> Your objective:
Nothing should be left out when you copy the entries below.

--------------------------------------------------

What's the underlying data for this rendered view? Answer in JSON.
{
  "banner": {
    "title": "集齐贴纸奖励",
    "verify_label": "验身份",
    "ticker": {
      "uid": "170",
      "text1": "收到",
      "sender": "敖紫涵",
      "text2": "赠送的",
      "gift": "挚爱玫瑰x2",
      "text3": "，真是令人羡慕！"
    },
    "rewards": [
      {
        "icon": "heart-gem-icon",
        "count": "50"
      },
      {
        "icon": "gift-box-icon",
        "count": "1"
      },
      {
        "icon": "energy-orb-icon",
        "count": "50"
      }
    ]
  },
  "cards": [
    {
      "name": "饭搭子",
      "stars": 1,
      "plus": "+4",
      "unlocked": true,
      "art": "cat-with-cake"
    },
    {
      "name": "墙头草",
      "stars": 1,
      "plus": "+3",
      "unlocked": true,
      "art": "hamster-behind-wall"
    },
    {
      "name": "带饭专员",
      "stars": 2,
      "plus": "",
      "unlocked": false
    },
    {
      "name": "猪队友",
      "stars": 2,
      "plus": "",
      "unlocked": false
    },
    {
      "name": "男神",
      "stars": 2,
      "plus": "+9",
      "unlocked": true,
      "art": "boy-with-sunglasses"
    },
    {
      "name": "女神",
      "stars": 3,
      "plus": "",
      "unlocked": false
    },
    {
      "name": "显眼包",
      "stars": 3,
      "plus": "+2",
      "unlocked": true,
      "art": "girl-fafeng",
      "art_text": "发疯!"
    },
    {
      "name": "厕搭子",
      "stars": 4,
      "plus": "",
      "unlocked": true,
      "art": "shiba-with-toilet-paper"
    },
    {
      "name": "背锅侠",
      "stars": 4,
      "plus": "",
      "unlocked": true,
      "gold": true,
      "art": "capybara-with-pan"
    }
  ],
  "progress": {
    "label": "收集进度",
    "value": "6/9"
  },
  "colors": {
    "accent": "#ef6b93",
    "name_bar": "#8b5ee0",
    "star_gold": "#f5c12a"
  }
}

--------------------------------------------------

> Answer to this problem:
What's the underlying data for this rendered view? Answer in JSON.
{
  "banner": {
    "title": "集齐贴纸奖励",
    "verify_label": "验身份",
    "ticker": {
      "uid": "170",
      "text1": "收到",
      "sender": "敖紫涵",
      "text2": "赠送的",
      "gift": "挚爱玫瑰x2",
      "text3": "，真是令人羡慕！"
    },
    "rewards": [
      {
        "icon": "heart-gem-icon",
        "count": "50"
      },
      {
        "icon": "gift-box-icon",
        "count": "1"
      },
      {
        "icon": "energy-orb-icon",
        "count": "50"
      }
    ]
  },
  "cards": [
    {
      "name": "饭搭子",
      "stars": 1,
      "plus": "+4",
      "unlocked": true,
      "art": "cat-with-cake"
    },
    {
      "name": "墙头草",
      "stars": 1,
      "plus": "+3",
      "unlocked": true,
      "art": "hamster-behind-wall"
    },
    {
      "name": "带饭专员",
      "stars": 2,
      "plus": "",
      "unlocked": false
    },
    {
      "name": "猪队友",
      "stars": 2,
      "plus": "",
      "unlocked": false
    },
    {
      "name": "男神",
      "stars": 2,
      "plus": "+9",
      "unlocked": true,
      "art": "boy-with-sunglasses"
    },
    {
      "name": "女神",
      "stars": 3,
      "plus": "",
      "unlocked": false
    },
    {
      "name": "显眼包",
      "stars": 3,
      "plus": "+2",
      "unlocked": true,
      "art": "girl-fafeng",
      "art_text": "发疯!"
    },
    {
      "name": "厕搭子",
      "stars": 4,
      "plus": "",
      "unlocked": true,
      "art": "shiba-with-toilet-paper"
    },
    {
      "name": "背锅侠",
      "stars": 4,
      "plus": "",
      "unlocked": true,
      "gold": true,
      "art": "capybara-with-pan"
    }
  ],
  "progress": {
    "label": "收集进度",
    "value": "6/9"
  },
  "colors": {
    "accent": "#ef6b93",
    "name_bar": "#8b5ee0",
    "star_gold": "#f5c12a"
  }
}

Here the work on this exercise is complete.